  1. Call Your Lender: If a customer or small business is unable to pay a bill, the most critical action they can take is to call their lender and inquire about available assistance programs. If consumers are able to get an accommodation, they can stop a missed payment from negatively impacting their credit. 
  1. Business Resources Website: Experian has launched a website to help businesses prepare to manage increased attacks, push toward digital banking and understand regulatory changes as businesses find their footing in this evolving financial services landscape.    
  1. Credit Report Access for All: Experian is offering all consumers access to a free credit report, FICO score and credit monitoring through our CreditWorks product, which also provides access to Experian Boost, a financial tool that has helped more than 2 million consumers increase their credit score to date. This is in addition to the free weekly credit score we are offering in coordination with our peers through annualcrediteport.com.  
  1. COVID-19 U.S. Business Risk Index: Experian has launched a new service to help lenders and government organizations understand how to make lending options available to the business segments that need it most. This, in turn, directly helps small businesses gain access to capital they need. The public tool includes a risk simulator broken down by state to keep business owners updated on how COVID-19 is affecting specific industries in a particular region. 

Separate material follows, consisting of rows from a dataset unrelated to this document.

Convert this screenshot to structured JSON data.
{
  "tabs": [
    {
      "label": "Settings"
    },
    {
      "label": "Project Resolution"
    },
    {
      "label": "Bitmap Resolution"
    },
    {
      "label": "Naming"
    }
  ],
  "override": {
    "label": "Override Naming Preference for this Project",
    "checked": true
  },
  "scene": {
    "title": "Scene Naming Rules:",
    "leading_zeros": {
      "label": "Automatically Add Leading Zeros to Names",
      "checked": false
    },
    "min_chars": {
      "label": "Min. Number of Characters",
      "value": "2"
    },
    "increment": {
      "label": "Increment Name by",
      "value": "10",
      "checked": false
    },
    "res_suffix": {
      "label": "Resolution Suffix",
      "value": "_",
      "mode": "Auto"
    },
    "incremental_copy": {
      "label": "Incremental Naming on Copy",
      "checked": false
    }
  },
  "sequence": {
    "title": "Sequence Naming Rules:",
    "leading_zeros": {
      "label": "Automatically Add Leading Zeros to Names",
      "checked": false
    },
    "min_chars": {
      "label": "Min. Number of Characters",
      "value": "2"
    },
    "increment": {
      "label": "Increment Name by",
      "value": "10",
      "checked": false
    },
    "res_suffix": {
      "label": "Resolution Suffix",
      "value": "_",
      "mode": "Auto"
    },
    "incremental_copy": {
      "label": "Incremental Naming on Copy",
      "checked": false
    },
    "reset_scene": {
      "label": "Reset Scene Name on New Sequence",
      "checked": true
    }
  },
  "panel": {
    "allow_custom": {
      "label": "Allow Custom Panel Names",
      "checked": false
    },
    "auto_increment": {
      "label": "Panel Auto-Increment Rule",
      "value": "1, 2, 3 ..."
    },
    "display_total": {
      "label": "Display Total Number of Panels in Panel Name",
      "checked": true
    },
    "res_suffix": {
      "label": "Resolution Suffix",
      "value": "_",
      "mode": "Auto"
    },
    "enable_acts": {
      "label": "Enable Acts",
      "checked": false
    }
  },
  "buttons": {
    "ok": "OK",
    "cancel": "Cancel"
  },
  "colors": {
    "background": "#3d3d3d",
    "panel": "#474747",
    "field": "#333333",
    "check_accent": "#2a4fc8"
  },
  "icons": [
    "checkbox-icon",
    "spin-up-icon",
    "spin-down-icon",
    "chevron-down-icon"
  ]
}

As a nation, we have learned many lessons from the 2008 financial crisis. One vital lesson that sticks with us at Experian is that we’re better at tackling challenges as a collective financial industry, with transparency and a lending handAt Experian, we’re committed to helping small businesses land back on their feet, and we’ll be there when the backbone of our economy needs additional support down the road.